In order to encourage investors to provide private capital for small corporate ventures, the Internal Revenue Code (IRC) provides that individuals and members of partnerships that invest in such ventures are allowed ordinary loss treatment. This treatment under § 1244 is available only to individuals who are original issuees of qualifying stock and to qualifying members of partnerships.
A loss on § 1244 stock is treated as an ordinary loss no matter how it occurs. It is not limited to losses on sales or exchanges of the stock. If the stock becomes worthless, or if it is redeemed at a loss, the deduction is still an ordinary loss, even though it would otherwise have been a capital loss.
The corporation claiming status under § 1244 is required to keep certain records in support of its claim. A plan to issue pre-November 1978 stock must appear upon the records of the corporation. Any designation of post-November 1978 stock also must appear upon the records of the corporation.
The corporation claiming status under § 1244 may, but is not required to, keep other records. In order to substantiate an ordinary loss deduction claimed by its shareholders, the corporation should maintain records showing the following:
- The persons to whom stock was issued, the date of issuance to these persons, and a description of the amount and type of consideration received from each
- If the consideration received is property, the basis in the hands of the shareholder and the fair market value of the property when received by the corporation
- The amount of money and the basis in the hands of the corporation of other property received for its stock, as a contribution to capital, and as paid-in surplus
- Financial statements of the corporation, such as its income tax returns, that identify the source of the gross receipt of the corporation for the previous five taxable years
- Information relating to any tax-free stock dividend made with respect to § 1244 stock and any reorganization in which stock was exchanged for § 1244 stock
With respect to pre-November 1978 stock:
- Which certificates represent stock issued under the plan
- The amount of money and the basis in the hands of the corporation of other property received after June 30, 1958, and before the adoption of the plan, for its stock, as a contribution to capital, and as paid-in surplus, and
- The equity capital of the corporation on the date of adoption of the plan
An individual who claims an ordinary loss with respect to stock under § 1244 must have records sufficient to establish that the taxpayer is entitled to the loss and satisfies the requirements of § 1244.
Record-Keeping Requirements for the ADEA
The ADEA protects employees from age discrimination by their employers.
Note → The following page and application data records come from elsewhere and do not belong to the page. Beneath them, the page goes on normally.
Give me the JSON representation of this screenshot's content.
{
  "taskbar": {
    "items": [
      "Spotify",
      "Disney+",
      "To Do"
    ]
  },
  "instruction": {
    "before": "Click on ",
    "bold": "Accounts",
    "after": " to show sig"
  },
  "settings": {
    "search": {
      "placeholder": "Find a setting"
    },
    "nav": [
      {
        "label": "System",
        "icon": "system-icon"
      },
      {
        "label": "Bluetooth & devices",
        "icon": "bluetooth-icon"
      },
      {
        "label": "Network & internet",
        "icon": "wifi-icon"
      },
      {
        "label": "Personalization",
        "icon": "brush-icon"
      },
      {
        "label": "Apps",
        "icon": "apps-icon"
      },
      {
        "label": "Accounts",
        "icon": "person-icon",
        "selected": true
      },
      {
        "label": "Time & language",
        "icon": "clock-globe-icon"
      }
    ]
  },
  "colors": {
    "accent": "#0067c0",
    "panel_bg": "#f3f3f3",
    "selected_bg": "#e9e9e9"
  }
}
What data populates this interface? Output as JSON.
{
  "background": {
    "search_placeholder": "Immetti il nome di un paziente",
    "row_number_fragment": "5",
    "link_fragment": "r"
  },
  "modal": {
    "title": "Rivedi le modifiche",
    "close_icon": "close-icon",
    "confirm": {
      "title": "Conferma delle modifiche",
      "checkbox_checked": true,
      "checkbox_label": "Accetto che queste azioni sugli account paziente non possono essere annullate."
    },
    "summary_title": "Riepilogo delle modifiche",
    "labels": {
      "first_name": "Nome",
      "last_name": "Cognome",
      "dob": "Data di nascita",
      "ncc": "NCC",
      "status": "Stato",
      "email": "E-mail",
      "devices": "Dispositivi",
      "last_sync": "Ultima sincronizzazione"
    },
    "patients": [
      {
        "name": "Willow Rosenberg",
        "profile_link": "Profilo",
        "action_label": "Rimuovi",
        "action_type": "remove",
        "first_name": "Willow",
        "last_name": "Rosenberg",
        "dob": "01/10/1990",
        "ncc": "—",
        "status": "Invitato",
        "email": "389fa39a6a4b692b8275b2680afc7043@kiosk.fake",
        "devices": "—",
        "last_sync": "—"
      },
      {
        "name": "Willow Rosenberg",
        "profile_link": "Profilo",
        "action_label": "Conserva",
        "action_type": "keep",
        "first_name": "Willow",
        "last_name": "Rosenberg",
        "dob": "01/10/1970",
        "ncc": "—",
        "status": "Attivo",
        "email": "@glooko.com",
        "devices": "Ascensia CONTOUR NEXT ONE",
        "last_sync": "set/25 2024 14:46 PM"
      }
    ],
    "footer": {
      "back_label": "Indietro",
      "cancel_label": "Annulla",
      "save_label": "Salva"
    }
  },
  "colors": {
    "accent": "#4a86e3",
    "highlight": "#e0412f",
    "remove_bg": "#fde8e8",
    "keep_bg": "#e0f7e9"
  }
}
The ADEA authorizes the Equal Employment Opportunity Commission (EEOC) to establish regulations requiring the following:
- Employers must make and retain for three years payroll or other records containing each employee's name, address, date of birth, occupation, rate of pay, and weekly compensation.
- Employers must keep for one year any personnel or employment records related to job applications, resumes, employment inquiries, failures or refusals to hire, promotions, demotions, transfers, selections for training, layoffs, recalls, discharges, job orders to employment agencies or labor organizations, applicant test papers, results of physical examinations, and advertisements or notices to the public, if the employer makes, obtains or uses any such records in the regular course of its business.
- Employers must also keep copies of employee benefit plans and merit or seniority systems for the full period that the plans or systems are in effect and for at least one year after their termination.
Once an enforcement lawsuit begins, an employer may be required to retain any relevant records until the final disposition of the action.
If you have any questions about what information your small business should keep, contact a small business lawyer in your area.
Questions for Your Attorney
- Do I have to keep my business's tax information for more than three years?
- What kind of records do I have to keep on my IRC § 1244 stock if I claim a loss on it?
- If my business gets sued for age discrimination, what kinds of records will we have to produce in the lawsuit?